Provided data section start

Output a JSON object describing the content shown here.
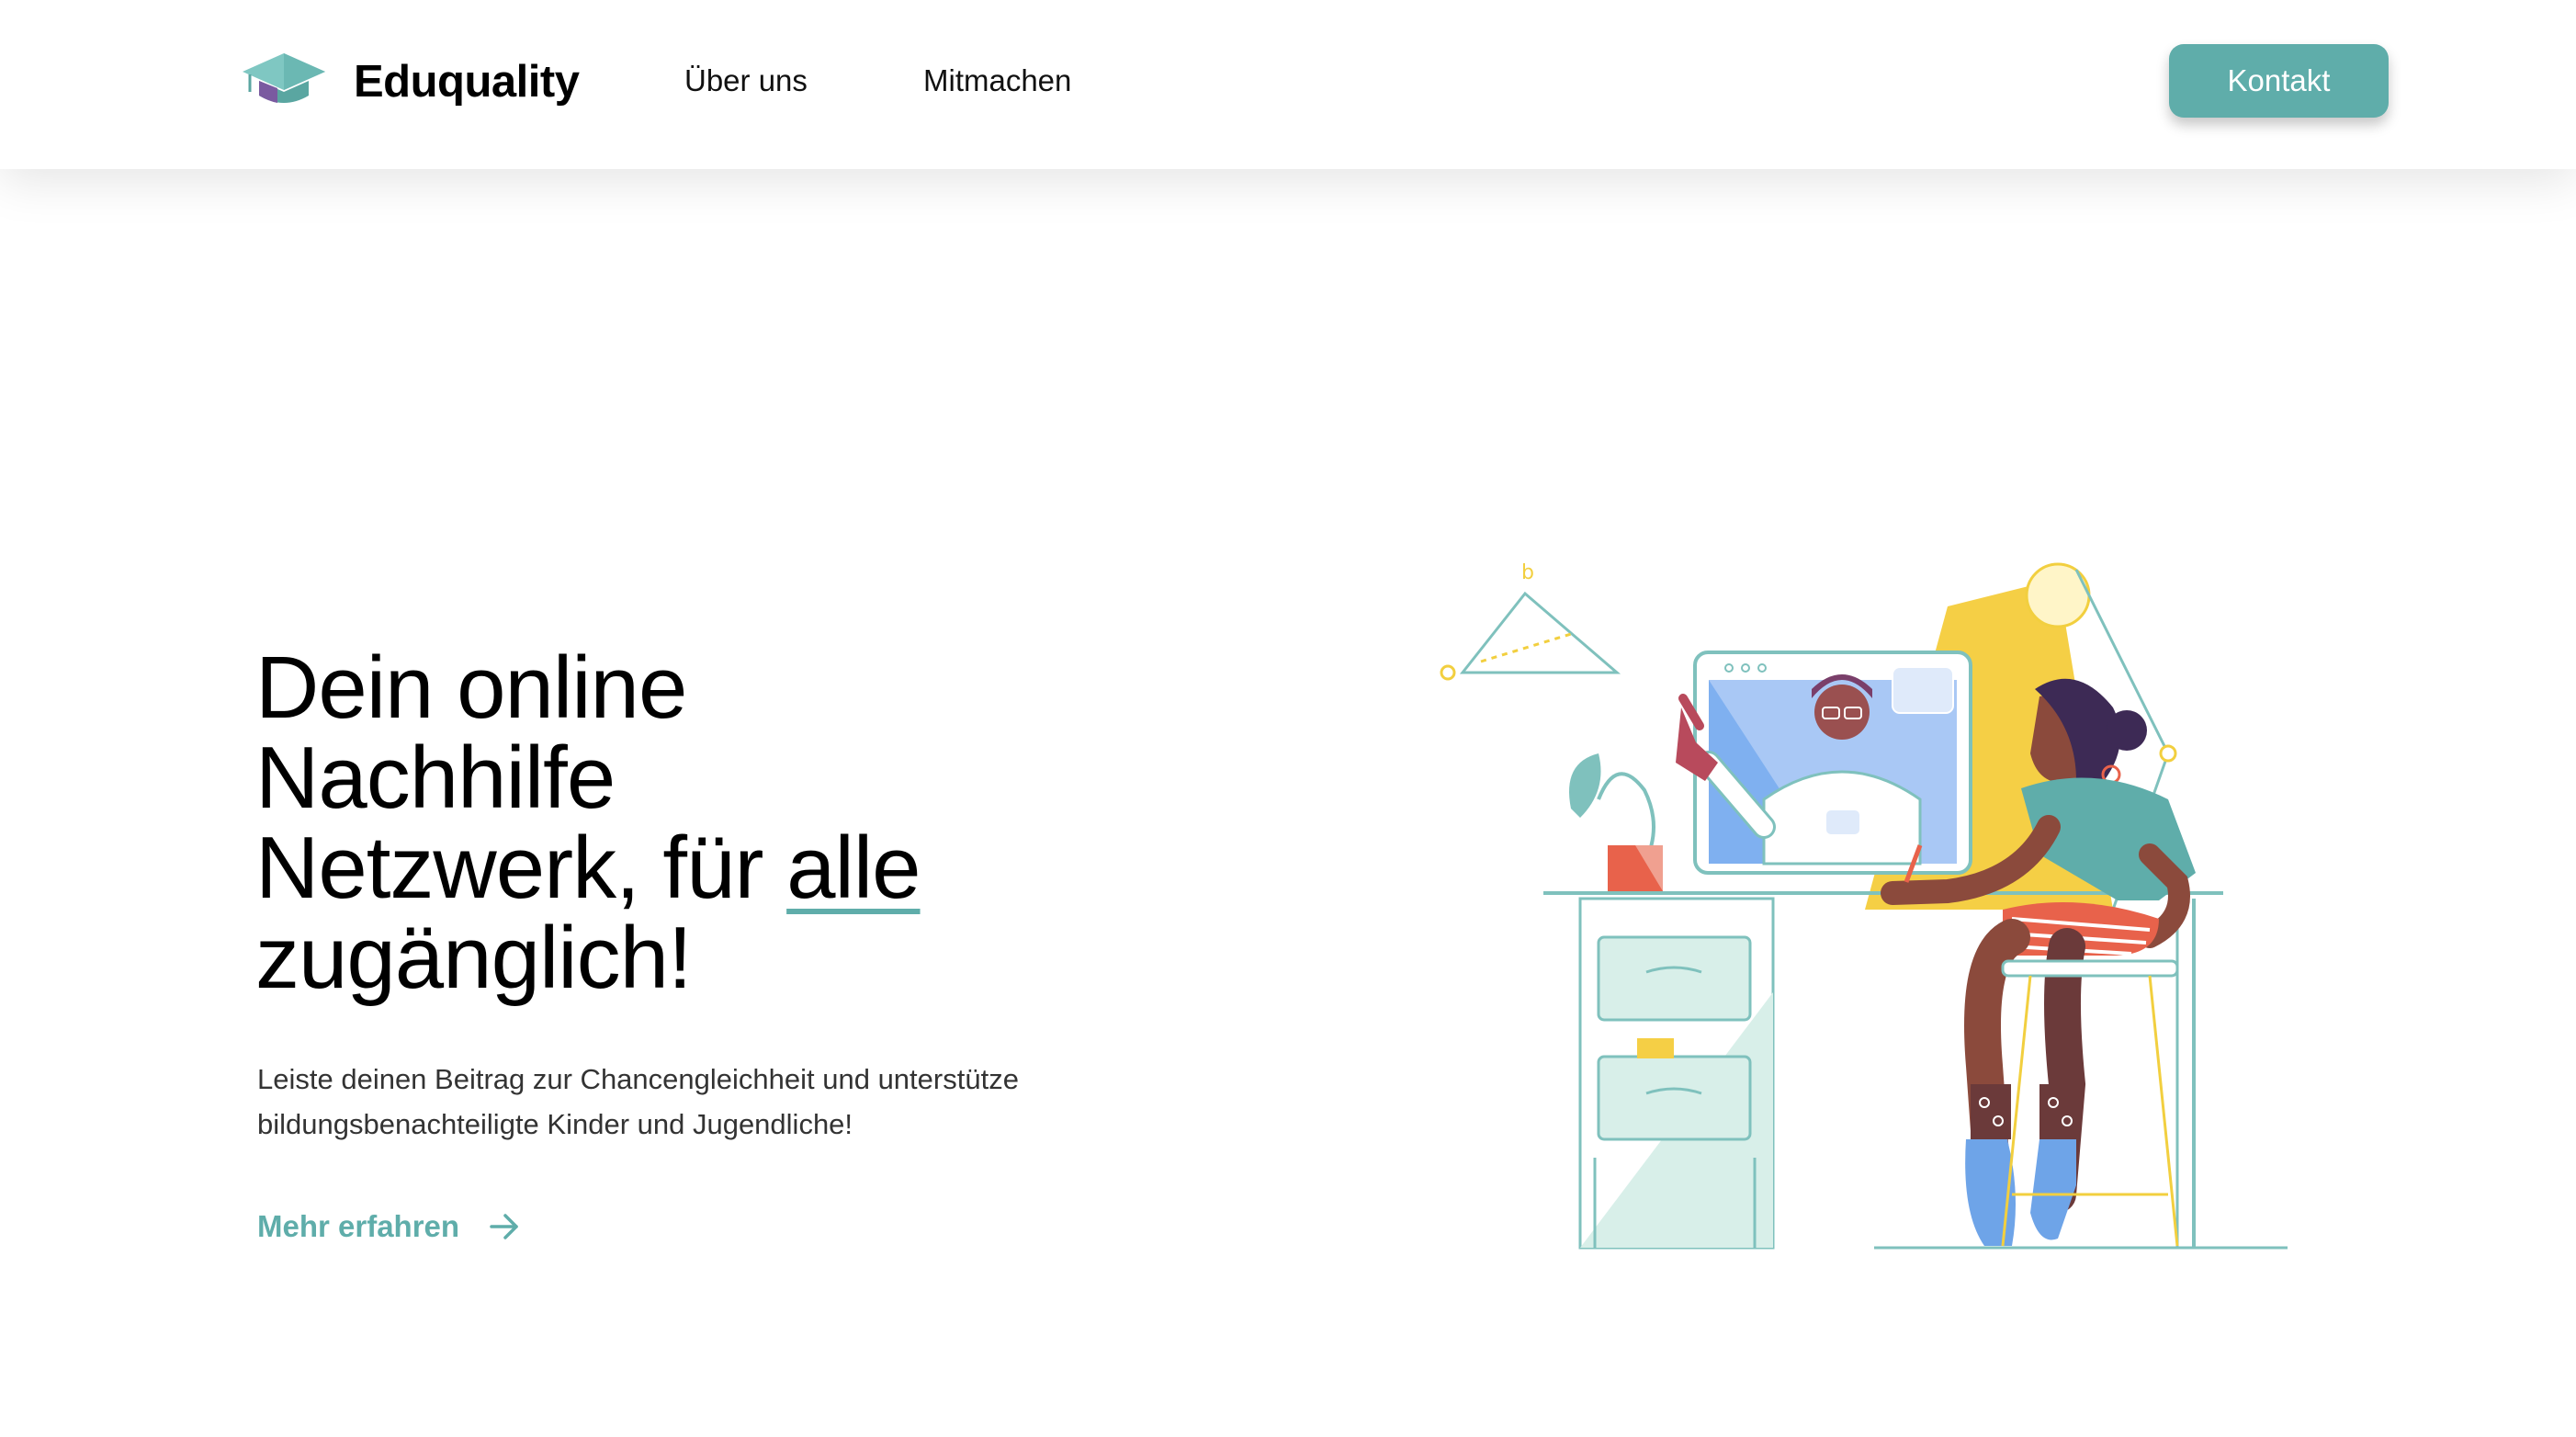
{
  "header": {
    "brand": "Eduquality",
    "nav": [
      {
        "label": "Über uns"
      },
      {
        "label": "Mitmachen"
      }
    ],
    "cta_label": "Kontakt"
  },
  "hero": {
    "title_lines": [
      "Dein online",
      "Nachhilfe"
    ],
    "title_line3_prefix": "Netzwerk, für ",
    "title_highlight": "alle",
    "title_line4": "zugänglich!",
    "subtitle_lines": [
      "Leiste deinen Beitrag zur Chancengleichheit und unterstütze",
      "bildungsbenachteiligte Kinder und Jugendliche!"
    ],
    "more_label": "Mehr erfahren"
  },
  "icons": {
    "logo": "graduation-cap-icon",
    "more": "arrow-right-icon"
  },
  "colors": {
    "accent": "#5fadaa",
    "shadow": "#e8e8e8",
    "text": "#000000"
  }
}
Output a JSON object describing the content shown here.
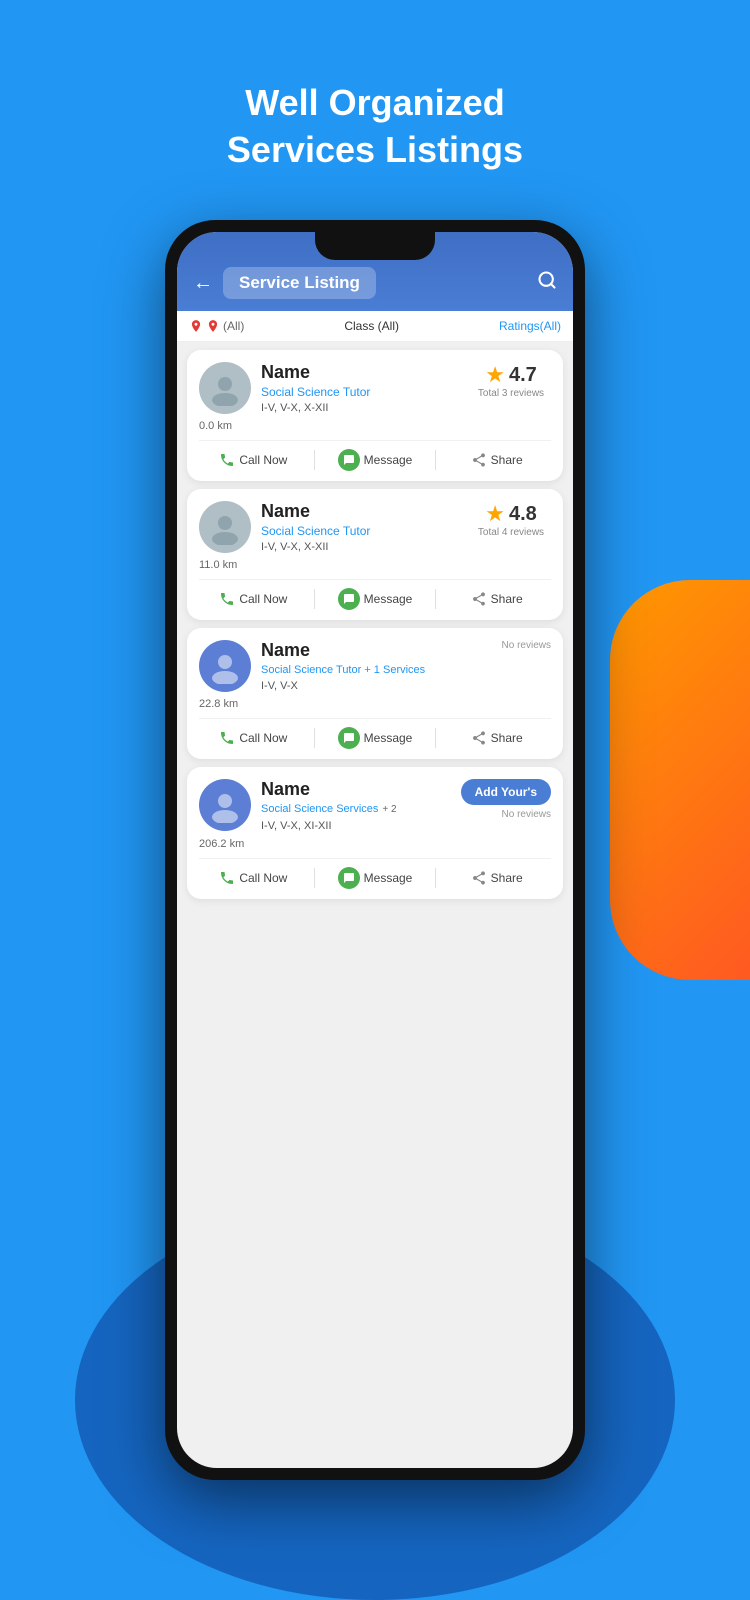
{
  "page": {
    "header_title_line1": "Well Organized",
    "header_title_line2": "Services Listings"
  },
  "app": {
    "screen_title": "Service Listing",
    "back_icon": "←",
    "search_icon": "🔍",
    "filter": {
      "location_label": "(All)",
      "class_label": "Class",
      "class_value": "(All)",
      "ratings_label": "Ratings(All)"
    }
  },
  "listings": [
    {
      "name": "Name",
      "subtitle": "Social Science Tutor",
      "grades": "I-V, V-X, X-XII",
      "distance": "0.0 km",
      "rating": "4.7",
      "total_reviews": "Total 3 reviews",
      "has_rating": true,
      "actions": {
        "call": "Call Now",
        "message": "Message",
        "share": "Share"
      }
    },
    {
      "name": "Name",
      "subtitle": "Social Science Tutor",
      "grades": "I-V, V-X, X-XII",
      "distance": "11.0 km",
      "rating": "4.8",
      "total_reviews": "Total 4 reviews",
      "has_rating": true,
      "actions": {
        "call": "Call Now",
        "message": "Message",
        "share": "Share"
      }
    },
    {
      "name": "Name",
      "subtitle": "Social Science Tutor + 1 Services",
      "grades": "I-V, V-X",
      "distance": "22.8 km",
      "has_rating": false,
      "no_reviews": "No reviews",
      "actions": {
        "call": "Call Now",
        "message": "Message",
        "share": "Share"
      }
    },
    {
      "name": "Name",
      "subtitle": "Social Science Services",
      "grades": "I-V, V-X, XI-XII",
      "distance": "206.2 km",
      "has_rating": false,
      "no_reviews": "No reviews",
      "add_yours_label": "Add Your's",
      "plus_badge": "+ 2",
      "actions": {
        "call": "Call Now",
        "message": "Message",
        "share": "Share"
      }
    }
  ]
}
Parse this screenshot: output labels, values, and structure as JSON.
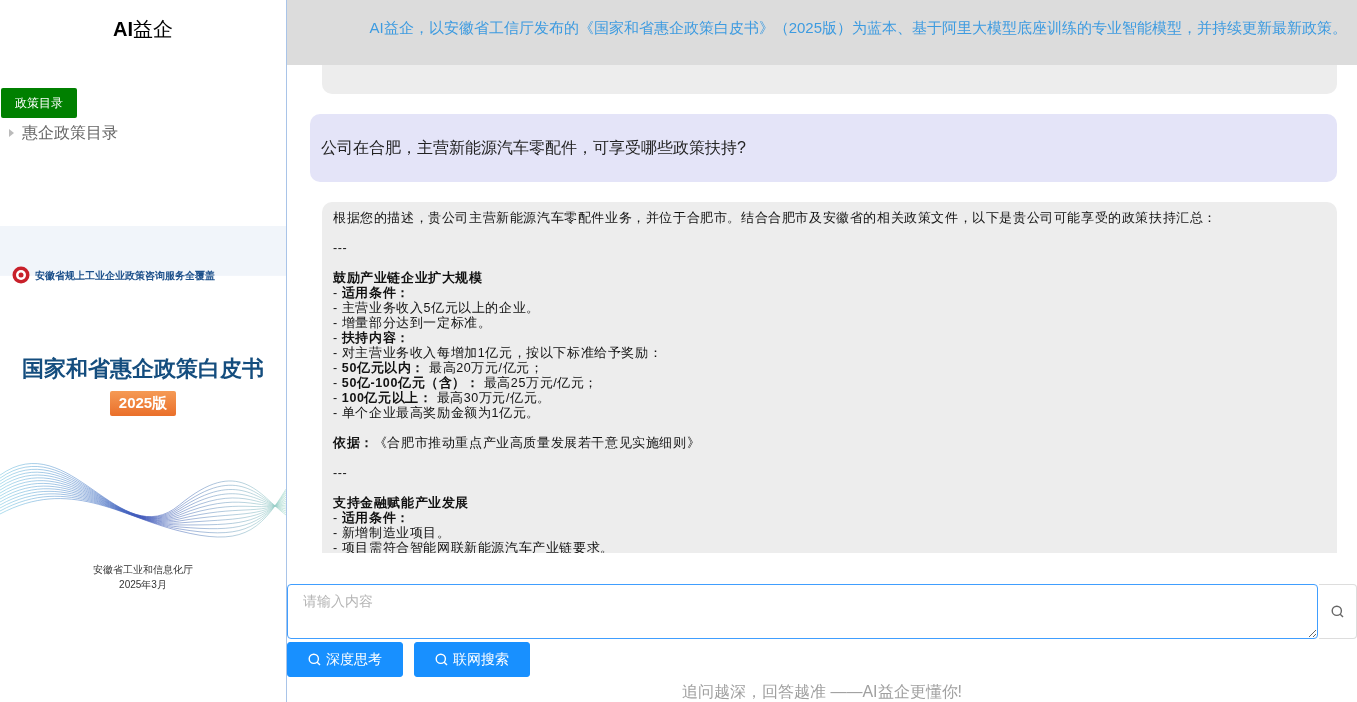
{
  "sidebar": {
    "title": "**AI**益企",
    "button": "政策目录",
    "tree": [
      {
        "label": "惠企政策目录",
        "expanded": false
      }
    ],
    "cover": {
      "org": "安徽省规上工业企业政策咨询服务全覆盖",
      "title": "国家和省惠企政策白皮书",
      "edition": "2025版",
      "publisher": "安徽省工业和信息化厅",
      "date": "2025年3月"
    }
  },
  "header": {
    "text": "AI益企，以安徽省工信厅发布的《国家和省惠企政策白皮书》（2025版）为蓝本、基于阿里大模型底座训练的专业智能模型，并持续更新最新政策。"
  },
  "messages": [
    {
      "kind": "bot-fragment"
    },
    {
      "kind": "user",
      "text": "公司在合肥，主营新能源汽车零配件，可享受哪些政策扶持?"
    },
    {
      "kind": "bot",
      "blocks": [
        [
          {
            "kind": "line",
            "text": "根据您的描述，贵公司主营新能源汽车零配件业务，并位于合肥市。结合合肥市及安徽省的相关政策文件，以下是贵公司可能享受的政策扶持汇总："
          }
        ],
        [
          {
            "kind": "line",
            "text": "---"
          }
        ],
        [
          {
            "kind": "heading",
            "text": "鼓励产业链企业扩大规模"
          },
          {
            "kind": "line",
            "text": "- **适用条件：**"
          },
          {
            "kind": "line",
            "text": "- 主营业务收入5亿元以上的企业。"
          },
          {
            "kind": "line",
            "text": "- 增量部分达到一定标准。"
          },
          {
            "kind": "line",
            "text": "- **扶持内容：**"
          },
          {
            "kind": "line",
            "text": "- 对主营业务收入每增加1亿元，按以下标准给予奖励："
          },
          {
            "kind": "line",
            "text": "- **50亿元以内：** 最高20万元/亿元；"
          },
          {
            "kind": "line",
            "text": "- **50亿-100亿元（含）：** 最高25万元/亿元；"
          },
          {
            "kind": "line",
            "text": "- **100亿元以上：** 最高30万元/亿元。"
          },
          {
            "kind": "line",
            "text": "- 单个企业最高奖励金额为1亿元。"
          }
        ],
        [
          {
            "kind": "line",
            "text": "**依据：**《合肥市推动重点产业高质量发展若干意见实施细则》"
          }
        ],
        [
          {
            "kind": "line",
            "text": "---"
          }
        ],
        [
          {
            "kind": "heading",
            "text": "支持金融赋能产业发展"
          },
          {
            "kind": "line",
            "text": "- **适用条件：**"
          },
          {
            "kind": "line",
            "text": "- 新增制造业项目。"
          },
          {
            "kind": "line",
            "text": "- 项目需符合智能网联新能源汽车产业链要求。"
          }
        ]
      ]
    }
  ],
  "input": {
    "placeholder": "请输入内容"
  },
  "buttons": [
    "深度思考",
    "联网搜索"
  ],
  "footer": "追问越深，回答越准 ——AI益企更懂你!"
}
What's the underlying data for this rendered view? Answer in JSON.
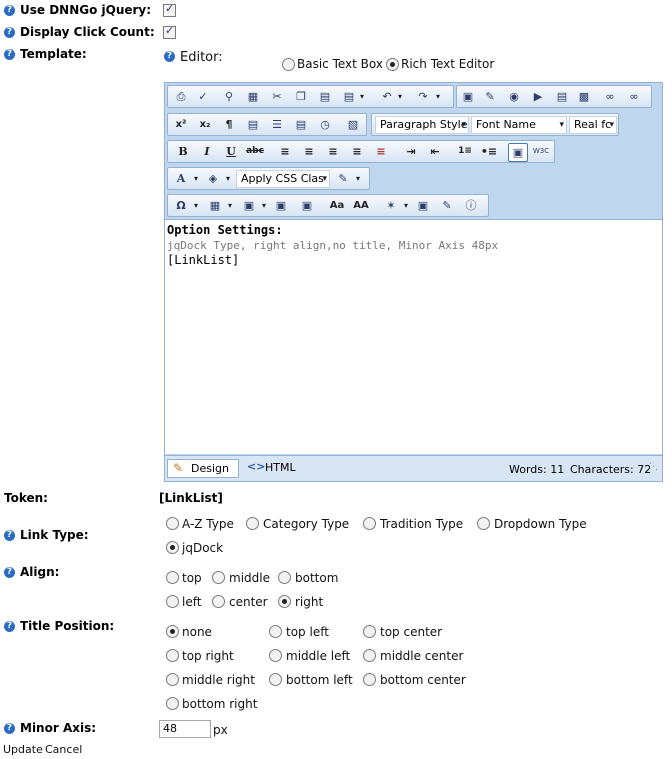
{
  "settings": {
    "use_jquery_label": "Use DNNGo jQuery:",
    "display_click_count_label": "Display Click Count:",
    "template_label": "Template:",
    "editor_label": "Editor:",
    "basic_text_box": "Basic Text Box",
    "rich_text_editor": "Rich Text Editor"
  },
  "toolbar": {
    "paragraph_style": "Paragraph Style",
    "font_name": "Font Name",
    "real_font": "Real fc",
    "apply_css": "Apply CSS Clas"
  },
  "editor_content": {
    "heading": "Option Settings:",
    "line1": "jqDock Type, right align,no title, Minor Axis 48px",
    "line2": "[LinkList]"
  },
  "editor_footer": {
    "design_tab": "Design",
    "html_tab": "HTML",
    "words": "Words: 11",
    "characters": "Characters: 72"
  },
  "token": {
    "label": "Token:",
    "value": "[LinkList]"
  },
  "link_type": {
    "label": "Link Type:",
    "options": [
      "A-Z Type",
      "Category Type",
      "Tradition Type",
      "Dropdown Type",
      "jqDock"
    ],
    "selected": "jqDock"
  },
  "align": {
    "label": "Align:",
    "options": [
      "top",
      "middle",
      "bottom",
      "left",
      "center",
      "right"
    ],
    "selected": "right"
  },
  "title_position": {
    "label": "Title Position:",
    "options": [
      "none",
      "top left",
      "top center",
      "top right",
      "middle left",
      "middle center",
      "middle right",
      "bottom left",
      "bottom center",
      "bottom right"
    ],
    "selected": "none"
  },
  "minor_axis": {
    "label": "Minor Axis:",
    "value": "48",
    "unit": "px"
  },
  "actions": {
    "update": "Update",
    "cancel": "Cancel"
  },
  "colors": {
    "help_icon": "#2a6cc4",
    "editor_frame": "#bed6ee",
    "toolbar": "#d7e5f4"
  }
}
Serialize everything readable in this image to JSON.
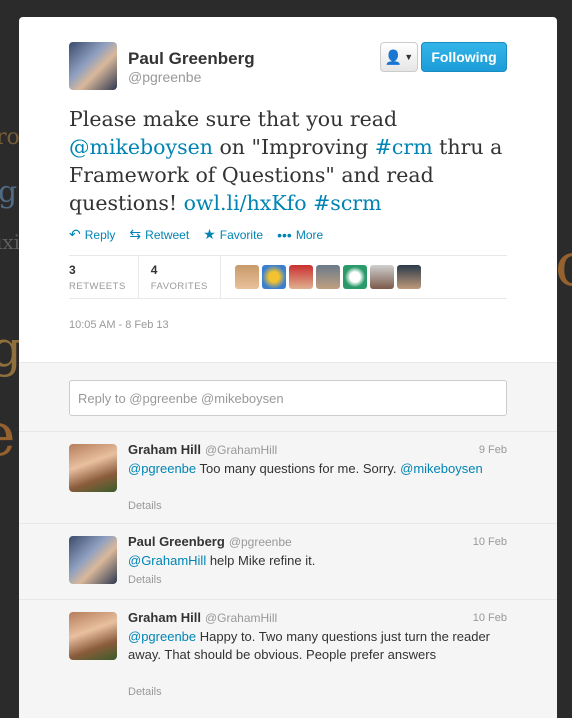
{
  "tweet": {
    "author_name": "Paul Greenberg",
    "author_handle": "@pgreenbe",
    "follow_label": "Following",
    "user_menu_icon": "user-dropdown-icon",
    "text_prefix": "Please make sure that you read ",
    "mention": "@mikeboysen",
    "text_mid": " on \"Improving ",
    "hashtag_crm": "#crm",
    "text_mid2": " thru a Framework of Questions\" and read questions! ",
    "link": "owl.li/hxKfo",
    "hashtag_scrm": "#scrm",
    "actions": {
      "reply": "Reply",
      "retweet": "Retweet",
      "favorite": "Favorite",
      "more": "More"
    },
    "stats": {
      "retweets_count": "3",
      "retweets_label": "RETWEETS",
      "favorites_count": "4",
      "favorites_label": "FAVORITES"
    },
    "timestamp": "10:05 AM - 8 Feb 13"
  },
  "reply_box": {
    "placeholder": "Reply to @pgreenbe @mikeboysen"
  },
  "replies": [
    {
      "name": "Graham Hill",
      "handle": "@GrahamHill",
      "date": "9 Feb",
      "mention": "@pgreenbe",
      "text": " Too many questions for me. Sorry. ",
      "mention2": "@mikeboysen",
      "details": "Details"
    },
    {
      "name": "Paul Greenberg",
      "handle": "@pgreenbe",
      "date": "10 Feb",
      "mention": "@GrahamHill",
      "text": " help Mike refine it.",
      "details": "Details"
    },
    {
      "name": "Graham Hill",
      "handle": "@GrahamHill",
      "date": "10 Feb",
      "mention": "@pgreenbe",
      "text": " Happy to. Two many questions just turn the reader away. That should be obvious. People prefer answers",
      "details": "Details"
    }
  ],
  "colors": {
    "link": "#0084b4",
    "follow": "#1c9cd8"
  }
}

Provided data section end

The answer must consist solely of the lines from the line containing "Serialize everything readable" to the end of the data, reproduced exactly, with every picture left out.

Serialize everything readable in this image to JSON.
{
  "tweet": {
    "author_name": "Paul Greenberg",
    "author_handle": "@pgreenbe",
    "follow_label": "Following",
    "user_menu_icon": "user-dropdown-icon",
    "text_prefix": "Please make sure that you read ",
    "mention": "@mikeboysen",
    "text_mid": " on \"Improving ",
    "hashtag_crm": "#crm",
    "text_mid2": " thru a Framework of Questions\" and read questions! ",
    "link": "owl.li/hxKfo",
    "hashtag_scrm": "#scrm",
    "actions": {
      "reply": "Reply",
      "retweet": "Retweet",
      "favorite": "Favorite",
      "more": "More"
    },
    "stats": {
      "retweets_count": "3",
      "retweets_label": "RETWEETS",
      "favorites_count": "4",
      "favorites_label": "FAVORITES"
    },
    "timestamp": "10:05 AM - 8 Feb 13"
  },
  "reply_box": {
    "placeholder": "Reply to @pgreenbe @mikeboysen"
  },
  "replies": [
    {
      "name": "Graham Hill",
      "handle": "@GrahamHill",
      "date": "9 Feb",
      "mention": "@pgreenbe",
      "text": " Too many questions for me. Sorry. ",
      "mention2": "@mikeboysen",
      "details": "Details"
    },
    {
      "name": "Paul Greenberg",
      "handle": "@pgreenbe",
      "date": "10 Feb",
      "mention": "@GrahamHill",
      "text": " help Mike refine it.",
      "details": "Details"
    },
    {
      "name": "Graham Hill",
      "handle": "@GrahamHill",
      "date": "10 Feb",
      "mention": "@pgreenbe",
      "text": " Happy to. Two many questions just turn the reader away. That should be obvious. People prefer answers",
      "details": "Details"
    }
  ],
  "colors": {
    "link": "#0084b4",
    "follow": "#1c9cd8"
  }
}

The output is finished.